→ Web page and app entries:
^^^^^^^^

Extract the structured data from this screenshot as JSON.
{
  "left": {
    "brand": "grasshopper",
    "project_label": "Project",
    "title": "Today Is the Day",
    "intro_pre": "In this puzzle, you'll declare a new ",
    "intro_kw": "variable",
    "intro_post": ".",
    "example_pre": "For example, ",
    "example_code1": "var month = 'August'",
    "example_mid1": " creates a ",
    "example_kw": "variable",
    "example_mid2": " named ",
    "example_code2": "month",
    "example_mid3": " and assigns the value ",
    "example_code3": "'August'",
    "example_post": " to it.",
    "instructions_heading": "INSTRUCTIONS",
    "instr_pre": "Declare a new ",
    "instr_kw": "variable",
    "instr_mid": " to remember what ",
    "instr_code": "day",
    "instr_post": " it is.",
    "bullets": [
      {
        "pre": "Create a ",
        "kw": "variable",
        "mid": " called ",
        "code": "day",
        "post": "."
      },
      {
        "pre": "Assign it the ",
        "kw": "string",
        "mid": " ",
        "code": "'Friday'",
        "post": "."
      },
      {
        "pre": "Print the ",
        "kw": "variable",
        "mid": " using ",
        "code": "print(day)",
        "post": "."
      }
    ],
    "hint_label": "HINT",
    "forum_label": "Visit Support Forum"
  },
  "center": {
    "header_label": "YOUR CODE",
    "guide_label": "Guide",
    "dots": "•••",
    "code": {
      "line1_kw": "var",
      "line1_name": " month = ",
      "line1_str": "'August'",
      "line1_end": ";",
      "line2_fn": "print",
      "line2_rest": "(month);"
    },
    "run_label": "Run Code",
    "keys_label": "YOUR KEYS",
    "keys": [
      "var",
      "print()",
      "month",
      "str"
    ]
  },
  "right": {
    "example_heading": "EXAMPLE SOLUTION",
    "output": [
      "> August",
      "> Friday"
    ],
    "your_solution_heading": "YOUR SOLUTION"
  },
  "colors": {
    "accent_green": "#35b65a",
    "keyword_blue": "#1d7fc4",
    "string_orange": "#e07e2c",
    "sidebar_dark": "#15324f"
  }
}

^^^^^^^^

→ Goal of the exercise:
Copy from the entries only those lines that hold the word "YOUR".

→ Output of the exercise:
    "header_label": "YOUR CODE",
    "keys_label": "YOUR KEYS",
    "your_solution_heading": "YOUR SOLUTION"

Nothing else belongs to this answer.